Saturday, November 16, 2013

Says Our President

- Here!
- Hello, brother.
- Don't call me brother.
- My fellow poet. Can I read you my latest composition?
- Let's walk.
- It's entitled "Says Our President".
Says our president,
"The time has come to do something about the government spying on the American people."
He's been our president while the spying was done
But no one notices.
And no one will notice in the future,
When he does nothing about it.
What does the president do?
He does what he is paid to do,
Plus he imagines what the people would pay him to do
If they had the money
And he says he intends to do it.
- Do I have to comment?
- You do, brother.
- Don't call me brother. Why do you think no one notices the president has done what he has done and won't do what he says he will do?
- He is subject to forces out of his control and he does the best he can.
- But you think he is an outright liar.
- He is doing his job.
- His job is to lie.
- His job is to do what he is paid to do, and say what he must to go on doing what he's paid to do.
- He doesn't notice whether or not the words he says describe the world accurately because his attention is only on doing his job?
- Yes.
- He doesn't know he is lying?
- It doesn't appear so. What do you think?
- Those of his kind I've met practice a ritual of money making. They've learned it without self consciousness. They do it because "it is done", and they like doing it because they can do it regularly. Because they don't know why they are doing it, there's a sense in which they literally don't do it for themselves, they do it for "god".
- Money making is spiritual.
- What else could it be, when it is done for its own sake?
- You've inspired me. The poem continues:
Says our president,
Lying is generosity.
Lying is good for others.
Lying is sacrifice.
Says our President
It is true that lying is good.
Good for himself and others.
Lying is unselfish.
Lying is a spiritual act.
Lying is a miraculous wonder working deed.
- Aint it the truth. To speak poetically. You know, the politicians of money are in a battle over the history of our species. One guy in particular who teaches at Stanford claims that political history ends with us all organized in a central state accountable to the people applying rule of law.* To get to the end requires a battle against constant attempts of tribes to block accountability and rule of law and make the state serve their own family ends.
- It is principle against family.
- Yes, but according to this Stanford guy principle also is family. People obey the principle because that is what is done. The state gets to the end of history when the right balance of families occur in a society. 
- Seems unlikely. Does he say how we get to the right balance? How many people, how rich, how diverse, what technology, climate, geography?
- He says history provides too many variables, and too few cases. 
- So we just end miraculously with what we just happen ourselves to have got, this rule of money, families competing to bribe the government, this resulting miraculously in the rule of law and accountability. Does this guy believe it? 
- Like the president believes what he says. This professor, the Stanford family guy, writes in his last book about his brother academic who invented a theory that Chinese emperors taxed their people like a shepherd takes care of his flock, not for its interest but his own.
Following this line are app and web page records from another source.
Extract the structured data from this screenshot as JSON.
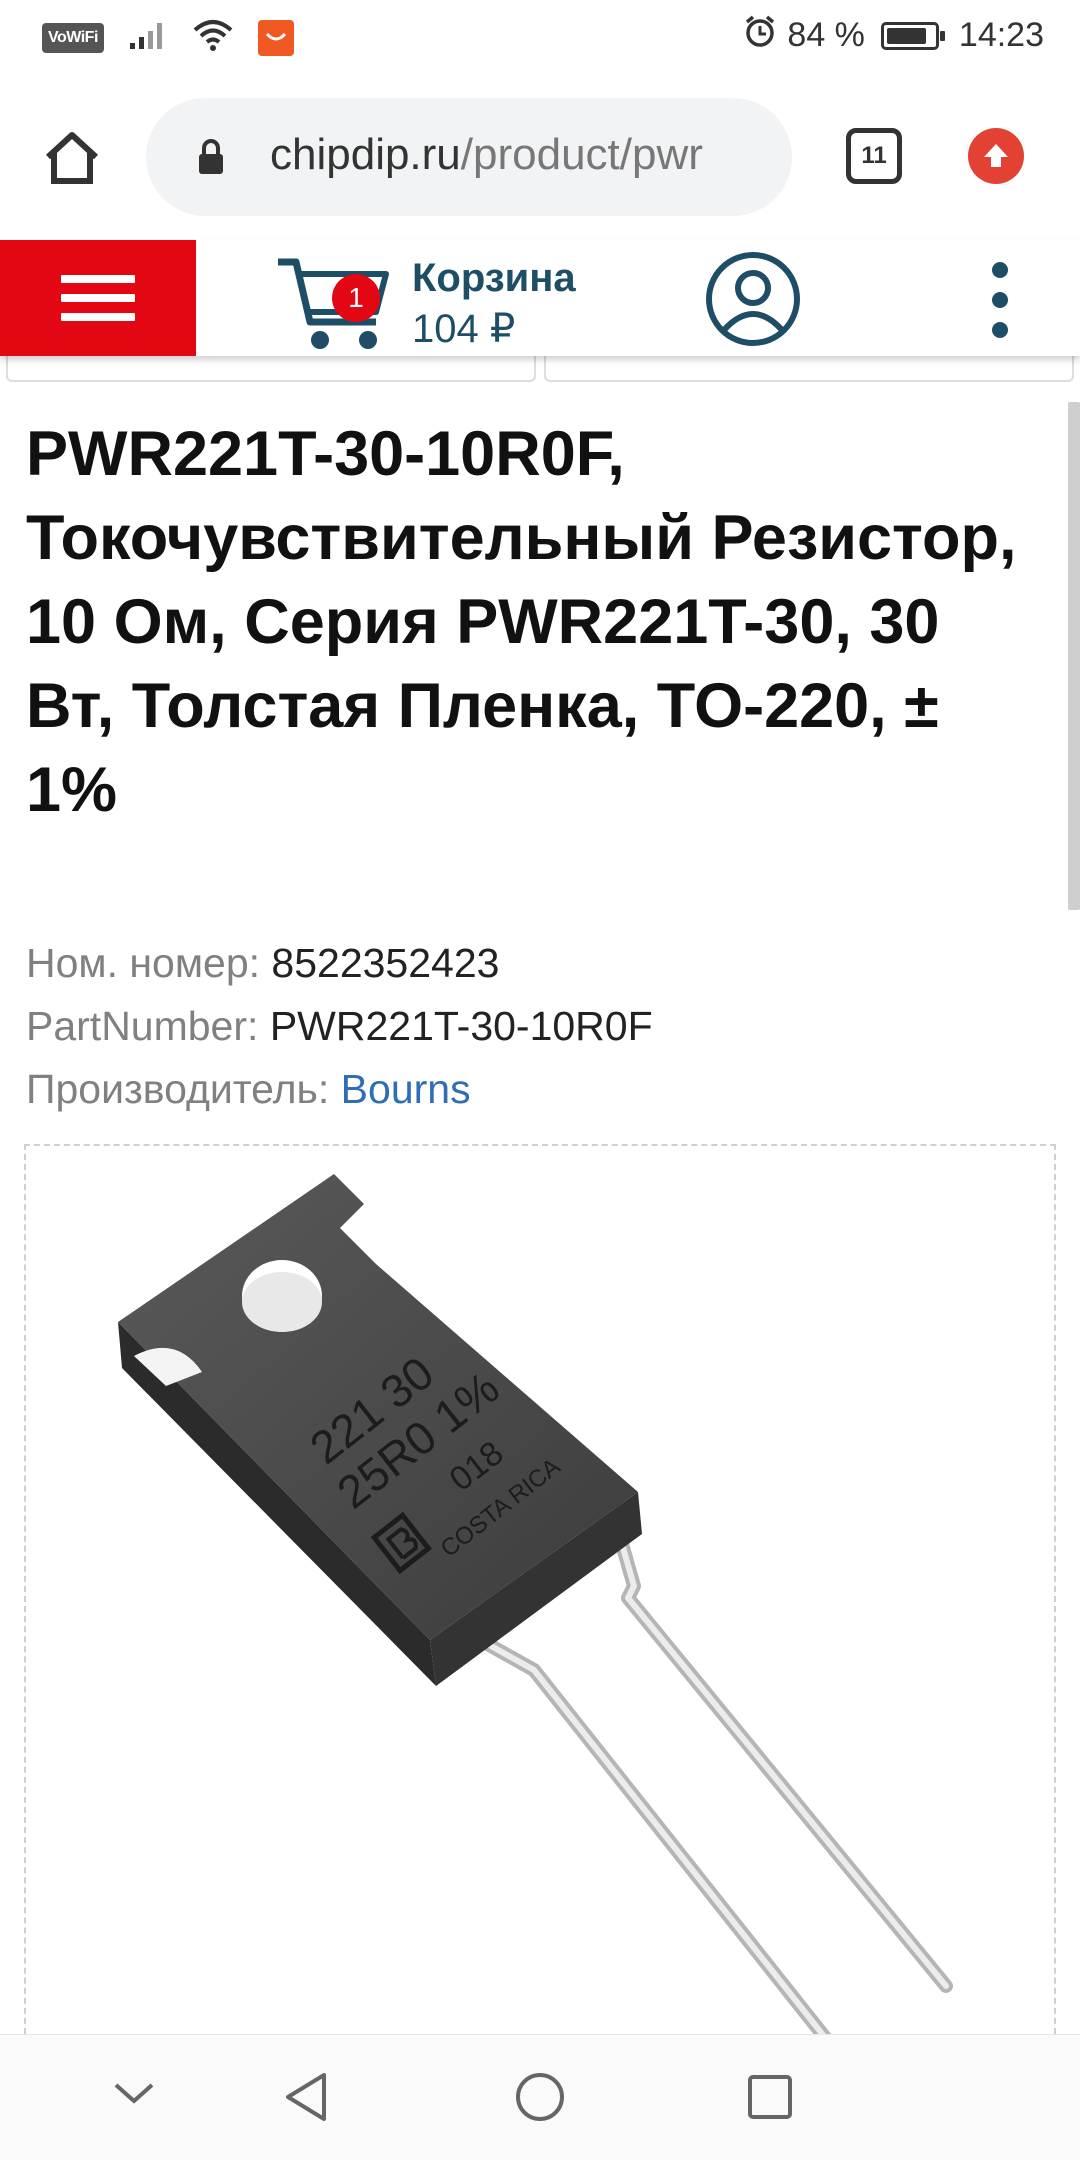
{
  "status_bar": {
    "network_label": "VoWiFi",
    "battery_percent": "84 %",
    "battery_level": 0.84,
    "time": "14:23",
    "icons": [
      "vowifi-badge",
      "signal-icon",
      "wifi-icon",
      "app-notification-icon",
      "alarm-icon",
      "battery-icon"
    ]
  },
  "browser": {
    "url_domain": "chipdip.ru",
    "url_path": "/product/pwr",
    "tabs_count": "11",
    "icons": [
      "home-icon",
      "lock-icon",
      "tabs-icon",
      "update-icon"
    ]
  },
  "site_header": {
    "cart_count": "1",
    "cart_label": "Корзина",
    "cart_sum": "104 ₽",
    "colors": {
      "brand_red": "#e30613",
      "brand_blue": "#1e4e66"
    },
    "icons": [
      "menu-icon",
      "cart-icon",
      "user-icon",
      "more-vert-icon"
    ]
  },
  "product": {
    "title": "PWR221T-30-10R0F, Токочувствительный Резистор, 10 Ом, Серия PWR221T-30, 30 Вт, Толстая Пленка, TO-220, ± 1%",
    "item_number_label": "Ном. номер:",
    "item_number": "8522352423",
    "part_number_label": "PartNumber:",
    "part_number": "PWR221T-30-10R0F",
    "manufacturer_label": "Производитель:",
    "manufacturer": "Bourns",
    "image_markings": {
      "line1": "221 30",
      "line2": "25R0 1%",
      "line3": "018",
      "line4": "COSTA RICA"
    },
    "colors": {
      "link": "#2f6eb5",
      "label": "#808080"
    }
  },
  "nav_bar": {
    "icons": [
      "chevron-down-icon",
      "back-icon",
      "home-circle-icon",
      "recents-icon"
    ]
  }
}
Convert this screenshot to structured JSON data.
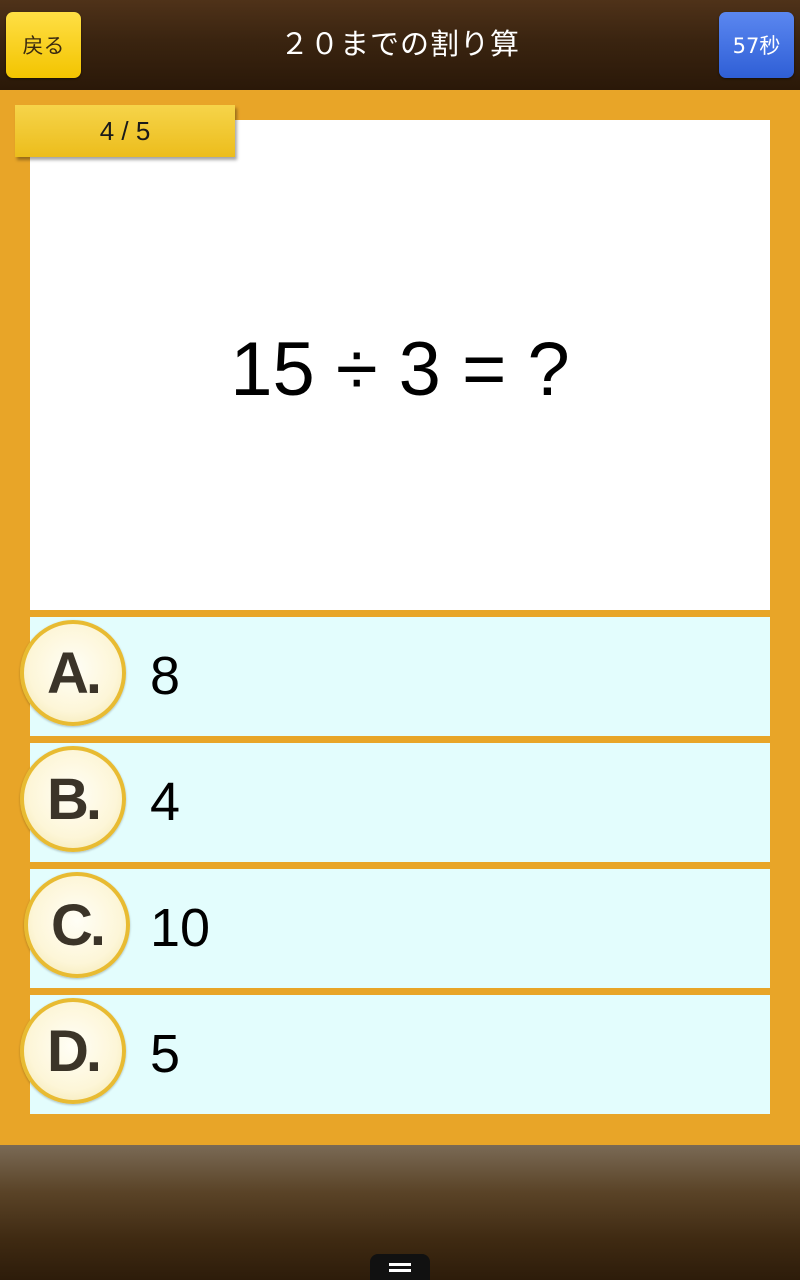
{
  "header": {
    "back_label": "戻る",
    "title": "２０までの割り算",
    "timer": "57秒"
  },
  "question": {
    "progress": "4 / 5",
    "text": "15 ÷ 3 =  ?"
  },
  "answers": [
    {
      "letter": "A.",
      "value": "8"
    },
    {
      "letter": "B.",
      "value": "4"
    },
    {
      "letter": "C.",
      "value": "10"
    },
    {
      "letter": "D.",
      "value": "5"
    }
  ],
  "colors": {
    "background": "#e8a528",
    "answer_bg": "#e3fdfd",
    "back_button": "#f3c400",
    "timer_button": "#2f5fd6"
  },
  "icons": {
    "menu": "menu-icon"
  }
}
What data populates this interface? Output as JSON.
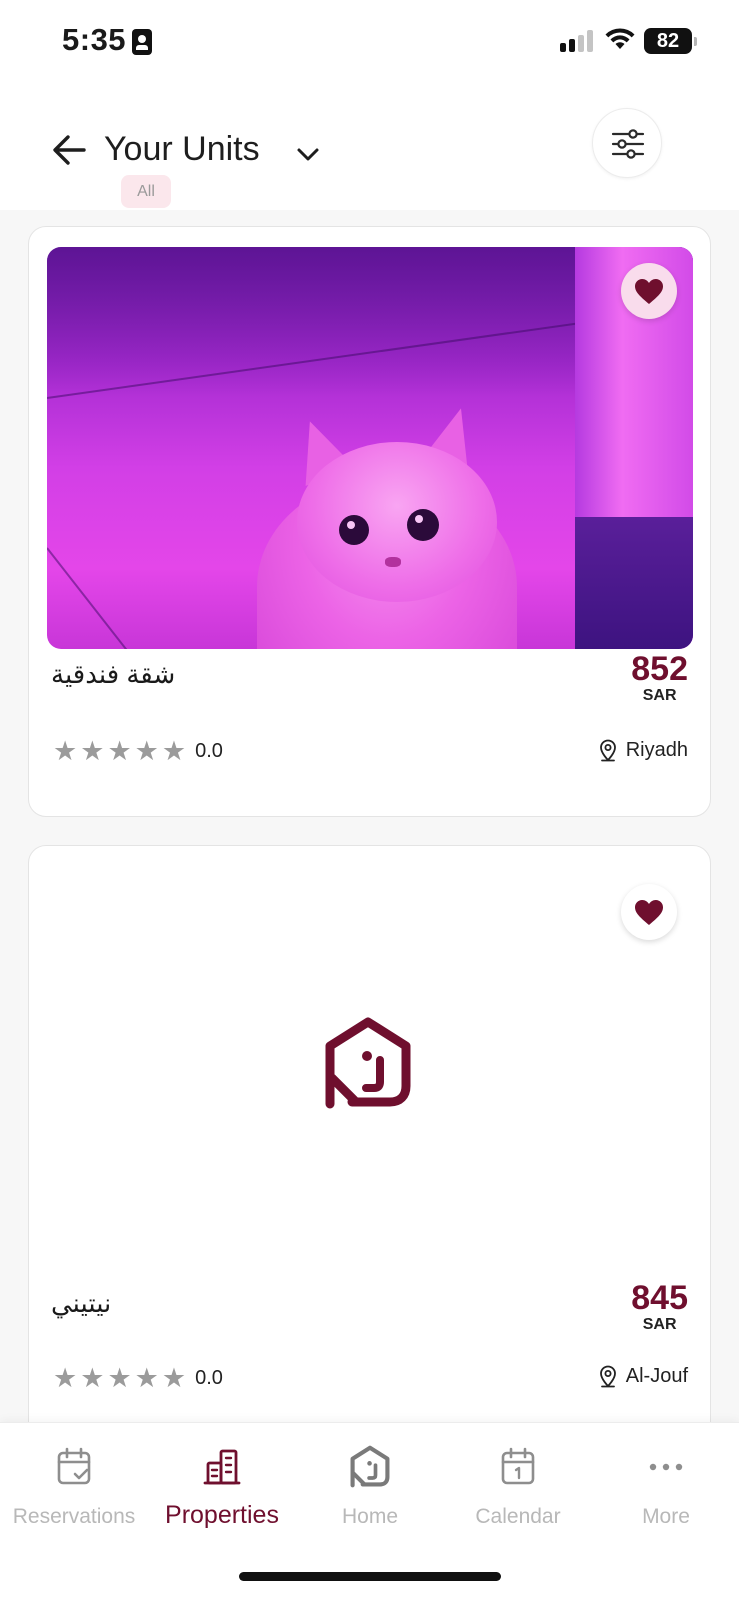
{
  "status_bar": {
    "time": "5:35",
    "battery": "82"
  },
  "header": {
    "title": "Your Units",
    "filter_chip": "All"
  },
  "units": [
    {
      "name": "شقة فندقية",
      "price": "852",
      "currency": "SAR",
      "rating": "0.0",
      "location": "Riyadh",
      "favorited": true,
      "image": "photo"
    },
    {
      "name": "نيتيني",
      "price": "845",
      "currency": "SAR",
      "rating": "0.0",
      "location": "Al-Jouf",
      "favorited": true,
      "image": "placeholder-logo"
    }
  ],
  "nav": {
    "items": [
      {
        "label": "Reservations",
        "icon": "calendar-check-icon",
        "active": false
      },
      {
        "label": "Properties",
        "icon": "buildings-icon",
        "active": true
      },
      {
        "label": "Home",
        "icon": "house-logo-icon",
        "active": false
      },
      {
        "label": "Calendar",
        "icon": "calendar-icon",
        "active": false
      },
      {
        "label": "More",
        "icon": "more-dots-icon",
        "active": false
      }
    ]
  },
  "colors": {
    "brand": "#6f0f2e",
    "inactive": "#b8b8b8",
    "chip_bg": "#fbe7ec",
    "star": "#9b9b9b"
  }
}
No one in the family of academics seems to know that in the beginning of the field of study they are supposed to be experts on was Plato, who invented that very argument 2500 years ago. No one in this academic family knows that Plato was ahead of them in their entire argument of the end of history. His imaginary Republic had finality, rule of law, accountability, and central government, was an organization of different families none of whom could give reasons for what they did and wanted to do.** If they spoke of these matters, there was no one to listen, because what was done was settled on other terms, by the balance of interests of the separate families. Our president would be right at home in Plato's Republic.
- But Plato was joking.
- Making a reduction to absurdity*** of  thinking that you could construct a good place to live out of a balance of thoughtless conventions and ritual.
- So brother, these guys, the president, the people who pay him, who pay our professors, want us to believe this is the best we can get. We're at the end of history predicted at the beginning of philosophy.
- The forgotten beginning of philosophy. Everything must be forgotten in this history of the end of history, because the historian too is a ritualist, and can't say why he is doing what he is doing. The historian says he is doing history, but he does history like the president does politics. I quote you, poet of the revolution:
He does what he is paid to do,
Plus he imagines what the people would pay him to do
If they had the money
And he says he intends to do it.

*Francis Fukuyama The Origins of Political Order. Profile Books, 2011
** Beauty And The Creative Spirit In Democracy